Finally retiring in 2015, Richard and his husband live in London and he has used his time not only to continue travelling, but also to write Dance into Business for dance students wanting to start a business.
About this Article
The Unofficial History was produced to mark what would have been the approximate 50th Anniversary of the Dhahran Rugby Union Football Club (DRUFC) 1972- 2022, depending on what year you believe the club to have been established.
The Editor: Richard Thom first started playing rugby as a young boy in Scotland playing for the 1st XV at prep school, and then the Colts and 1st XV at Strathallan. He rediscovered rugby in Saudi Arabia, and not only played for the 1st and 2nd XVs on the wing but helped to keep the Club on track as Treasurer and Chairman. Moving to Japan after Saudi, Richard continued to play for the Yokohama Country and Athletic Club (YCAC) as second row for the 2nd XV, a far cry from the wing in Saudi.
Coming back to the UK in the mid-80s, it was the camaraderie among those in the club who played, supported or just joined in that helped to bond us all together to meet regularly and to mark the occasion with a "Not the May Ball," the third for which this booklet was produced.
- John Bailey 1975 - 1980
- Mike Galbraith 1971
- John Kates 1973 - 1975
- Bill Flynn 1973 - 1975
- Martin Watson 1974 – 1977
- Stan Peters 1974 – 1978

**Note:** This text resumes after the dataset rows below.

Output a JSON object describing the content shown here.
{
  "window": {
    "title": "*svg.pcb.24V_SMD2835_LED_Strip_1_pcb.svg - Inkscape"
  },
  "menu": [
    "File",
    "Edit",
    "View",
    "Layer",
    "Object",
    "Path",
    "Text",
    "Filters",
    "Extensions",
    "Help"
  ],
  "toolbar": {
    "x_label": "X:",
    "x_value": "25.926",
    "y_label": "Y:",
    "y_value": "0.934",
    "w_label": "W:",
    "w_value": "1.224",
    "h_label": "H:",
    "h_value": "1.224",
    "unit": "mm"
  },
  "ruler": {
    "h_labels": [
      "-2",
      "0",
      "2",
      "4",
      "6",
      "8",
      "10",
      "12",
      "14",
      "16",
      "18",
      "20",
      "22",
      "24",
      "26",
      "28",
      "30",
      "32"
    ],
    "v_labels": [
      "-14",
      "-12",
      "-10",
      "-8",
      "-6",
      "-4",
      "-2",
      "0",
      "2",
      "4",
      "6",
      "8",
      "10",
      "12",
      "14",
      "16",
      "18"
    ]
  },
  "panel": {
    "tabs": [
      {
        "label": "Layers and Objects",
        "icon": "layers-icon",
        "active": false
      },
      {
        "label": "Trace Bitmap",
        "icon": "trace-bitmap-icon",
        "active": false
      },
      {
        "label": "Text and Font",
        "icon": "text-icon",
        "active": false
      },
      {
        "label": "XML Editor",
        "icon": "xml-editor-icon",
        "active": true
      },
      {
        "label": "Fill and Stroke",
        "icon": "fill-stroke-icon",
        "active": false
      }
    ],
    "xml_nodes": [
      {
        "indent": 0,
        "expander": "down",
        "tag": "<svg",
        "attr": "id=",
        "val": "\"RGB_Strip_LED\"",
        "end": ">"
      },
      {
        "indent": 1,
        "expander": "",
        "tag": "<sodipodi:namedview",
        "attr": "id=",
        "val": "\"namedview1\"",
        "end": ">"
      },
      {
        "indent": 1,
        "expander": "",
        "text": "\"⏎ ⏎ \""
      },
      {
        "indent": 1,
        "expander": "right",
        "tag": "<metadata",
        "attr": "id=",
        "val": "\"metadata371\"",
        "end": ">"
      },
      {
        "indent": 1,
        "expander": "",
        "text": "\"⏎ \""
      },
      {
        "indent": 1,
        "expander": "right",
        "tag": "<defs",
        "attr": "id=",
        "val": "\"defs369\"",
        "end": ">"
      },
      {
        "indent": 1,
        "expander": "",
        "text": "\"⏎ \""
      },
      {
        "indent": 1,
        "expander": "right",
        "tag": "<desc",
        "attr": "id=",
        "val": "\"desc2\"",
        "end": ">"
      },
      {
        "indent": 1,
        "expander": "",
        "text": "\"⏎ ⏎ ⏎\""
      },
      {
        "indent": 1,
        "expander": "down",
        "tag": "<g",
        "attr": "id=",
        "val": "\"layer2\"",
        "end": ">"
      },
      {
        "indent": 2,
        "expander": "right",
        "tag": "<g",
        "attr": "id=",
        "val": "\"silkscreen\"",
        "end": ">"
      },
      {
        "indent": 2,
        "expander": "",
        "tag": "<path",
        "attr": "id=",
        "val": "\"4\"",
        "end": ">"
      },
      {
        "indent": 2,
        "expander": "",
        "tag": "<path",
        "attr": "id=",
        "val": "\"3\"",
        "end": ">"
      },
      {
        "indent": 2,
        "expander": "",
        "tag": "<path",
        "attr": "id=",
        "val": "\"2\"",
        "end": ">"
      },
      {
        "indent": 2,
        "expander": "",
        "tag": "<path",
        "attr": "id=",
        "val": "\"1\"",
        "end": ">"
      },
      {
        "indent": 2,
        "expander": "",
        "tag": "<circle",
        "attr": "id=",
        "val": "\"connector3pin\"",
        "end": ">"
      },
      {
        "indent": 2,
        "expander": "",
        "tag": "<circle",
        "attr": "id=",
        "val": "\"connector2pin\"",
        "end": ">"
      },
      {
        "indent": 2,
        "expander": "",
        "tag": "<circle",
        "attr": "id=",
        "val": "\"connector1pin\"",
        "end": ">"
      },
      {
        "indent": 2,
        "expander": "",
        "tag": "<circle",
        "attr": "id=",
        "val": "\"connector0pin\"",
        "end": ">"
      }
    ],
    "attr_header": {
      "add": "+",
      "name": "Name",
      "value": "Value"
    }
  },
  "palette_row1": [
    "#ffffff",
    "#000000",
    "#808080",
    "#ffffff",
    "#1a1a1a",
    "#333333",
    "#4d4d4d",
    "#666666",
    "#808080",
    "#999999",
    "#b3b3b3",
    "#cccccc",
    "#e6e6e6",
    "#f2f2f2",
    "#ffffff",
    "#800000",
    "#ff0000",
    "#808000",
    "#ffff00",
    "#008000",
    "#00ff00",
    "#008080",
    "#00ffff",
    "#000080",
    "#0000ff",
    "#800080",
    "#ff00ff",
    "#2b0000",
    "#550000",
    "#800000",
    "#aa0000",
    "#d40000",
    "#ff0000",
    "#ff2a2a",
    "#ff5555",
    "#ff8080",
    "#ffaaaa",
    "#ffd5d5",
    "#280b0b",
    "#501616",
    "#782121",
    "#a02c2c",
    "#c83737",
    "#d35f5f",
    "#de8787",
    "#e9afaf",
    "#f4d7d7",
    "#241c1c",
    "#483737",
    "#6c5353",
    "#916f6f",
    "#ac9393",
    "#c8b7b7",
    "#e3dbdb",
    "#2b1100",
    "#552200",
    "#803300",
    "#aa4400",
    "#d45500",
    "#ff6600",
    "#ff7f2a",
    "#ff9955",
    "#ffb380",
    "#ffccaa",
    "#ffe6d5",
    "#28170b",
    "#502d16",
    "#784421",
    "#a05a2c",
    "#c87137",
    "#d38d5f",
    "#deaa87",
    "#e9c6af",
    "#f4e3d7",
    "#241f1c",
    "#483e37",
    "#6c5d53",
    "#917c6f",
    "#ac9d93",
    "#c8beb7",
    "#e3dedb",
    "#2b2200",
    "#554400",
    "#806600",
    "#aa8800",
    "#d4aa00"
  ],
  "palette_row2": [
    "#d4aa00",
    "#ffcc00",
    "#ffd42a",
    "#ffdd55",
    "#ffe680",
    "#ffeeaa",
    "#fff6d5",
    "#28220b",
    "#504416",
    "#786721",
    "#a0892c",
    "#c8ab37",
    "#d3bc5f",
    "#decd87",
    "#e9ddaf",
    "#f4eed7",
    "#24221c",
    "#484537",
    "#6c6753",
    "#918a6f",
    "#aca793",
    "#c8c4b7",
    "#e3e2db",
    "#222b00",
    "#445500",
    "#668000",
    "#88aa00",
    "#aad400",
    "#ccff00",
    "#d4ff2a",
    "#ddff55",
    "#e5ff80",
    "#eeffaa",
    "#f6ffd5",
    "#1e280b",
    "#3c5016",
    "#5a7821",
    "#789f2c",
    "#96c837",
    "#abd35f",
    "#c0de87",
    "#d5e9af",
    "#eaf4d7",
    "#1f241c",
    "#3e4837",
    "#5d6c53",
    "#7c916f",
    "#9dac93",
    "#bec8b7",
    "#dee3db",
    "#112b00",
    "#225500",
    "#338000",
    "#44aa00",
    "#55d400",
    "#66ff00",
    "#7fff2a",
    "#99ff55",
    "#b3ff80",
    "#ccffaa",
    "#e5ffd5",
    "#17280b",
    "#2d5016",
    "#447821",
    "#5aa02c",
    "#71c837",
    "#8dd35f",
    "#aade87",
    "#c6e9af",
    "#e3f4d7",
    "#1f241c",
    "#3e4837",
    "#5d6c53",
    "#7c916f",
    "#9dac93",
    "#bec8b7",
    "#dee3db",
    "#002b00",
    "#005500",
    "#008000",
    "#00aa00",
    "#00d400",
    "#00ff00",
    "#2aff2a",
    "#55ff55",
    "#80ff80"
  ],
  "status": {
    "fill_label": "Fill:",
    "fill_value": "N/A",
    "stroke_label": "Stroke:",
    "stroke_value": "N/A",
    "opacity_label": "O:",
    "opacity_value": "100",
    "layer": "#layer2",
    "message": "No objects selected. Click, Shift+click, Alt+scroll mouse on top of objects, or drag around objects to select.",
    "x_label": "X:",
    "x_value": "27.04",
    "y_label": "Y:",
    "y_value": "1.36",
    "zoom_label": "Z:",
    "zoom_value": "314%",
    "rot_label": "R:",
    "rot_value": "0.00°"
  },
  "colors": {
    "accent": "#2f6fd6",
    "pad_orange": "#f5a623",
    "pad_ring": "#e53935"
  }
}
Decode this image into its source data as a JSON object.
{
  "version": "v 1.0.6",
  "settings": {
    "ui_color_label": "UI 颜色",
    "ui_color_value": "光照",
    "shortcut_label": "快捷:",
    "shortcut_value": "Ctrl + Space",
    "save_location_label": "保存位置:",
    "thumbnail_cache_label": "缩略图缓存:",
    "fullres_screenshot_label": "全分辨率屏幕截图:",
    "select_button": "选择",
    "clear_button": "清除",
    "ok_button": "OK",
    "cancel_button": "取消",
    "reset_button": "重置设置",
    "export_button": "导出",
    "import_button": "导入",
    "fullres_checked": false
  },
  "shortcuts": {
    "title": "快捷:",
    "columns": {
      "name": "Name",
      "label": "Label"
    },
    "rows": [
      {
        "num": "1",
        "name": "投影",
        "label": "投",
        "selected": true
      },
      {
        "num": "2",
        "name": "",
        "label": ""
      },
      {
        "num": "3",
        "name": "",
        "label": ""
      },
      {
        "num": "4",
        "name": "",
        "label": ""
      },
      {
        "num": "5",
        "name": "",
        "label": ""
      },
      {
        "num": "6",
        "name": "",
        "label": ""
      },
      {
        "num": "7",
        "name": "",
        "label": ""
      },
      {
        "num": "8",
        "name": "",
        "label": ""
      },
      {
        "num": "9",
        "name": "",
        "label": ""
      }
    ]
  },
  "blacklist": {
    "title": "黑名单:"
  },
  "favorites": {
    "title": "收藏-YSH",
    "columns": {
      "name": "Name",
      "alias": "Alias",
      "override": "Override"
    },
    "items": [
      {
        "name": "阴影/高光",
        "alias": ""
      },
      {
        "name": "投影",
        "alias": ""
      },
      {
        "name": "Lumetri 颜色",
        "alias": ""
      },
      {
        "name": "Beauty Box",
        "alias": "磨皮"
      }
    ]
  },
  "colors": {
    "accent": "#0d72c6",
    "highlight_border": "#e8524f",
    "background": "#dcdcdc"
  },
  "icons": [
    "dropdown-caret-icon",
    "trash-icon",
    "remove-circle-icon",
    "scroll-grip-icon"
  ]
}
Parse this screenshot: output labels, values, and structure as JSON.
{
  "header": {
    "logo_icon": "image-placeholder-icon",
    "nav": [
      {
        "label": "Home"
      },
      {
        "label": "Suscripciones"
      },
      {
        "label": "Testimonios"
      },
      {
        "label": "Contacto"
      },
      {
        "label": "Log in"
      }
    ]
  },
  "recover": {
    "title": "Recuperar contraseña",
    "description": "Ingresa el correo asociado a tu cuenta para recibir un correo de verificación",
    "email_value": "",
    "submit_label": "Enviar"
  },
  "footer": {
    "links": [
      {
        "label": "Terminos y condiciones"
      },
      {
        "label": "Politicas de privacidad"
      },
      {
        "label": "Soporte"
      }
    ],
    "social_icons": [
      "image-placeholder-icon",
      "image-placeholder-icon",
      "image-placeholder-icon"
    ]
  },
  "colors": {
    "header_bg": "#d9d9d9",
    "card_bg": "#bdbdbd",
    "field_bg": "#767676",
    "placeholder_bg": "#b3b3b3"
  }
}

- Mike Sullivan 1978 - 1984
- Graham Vizor 1977 – 2007
- Carolyn Coles 1977 - 1985
- Lesley Williams 1979 - 1986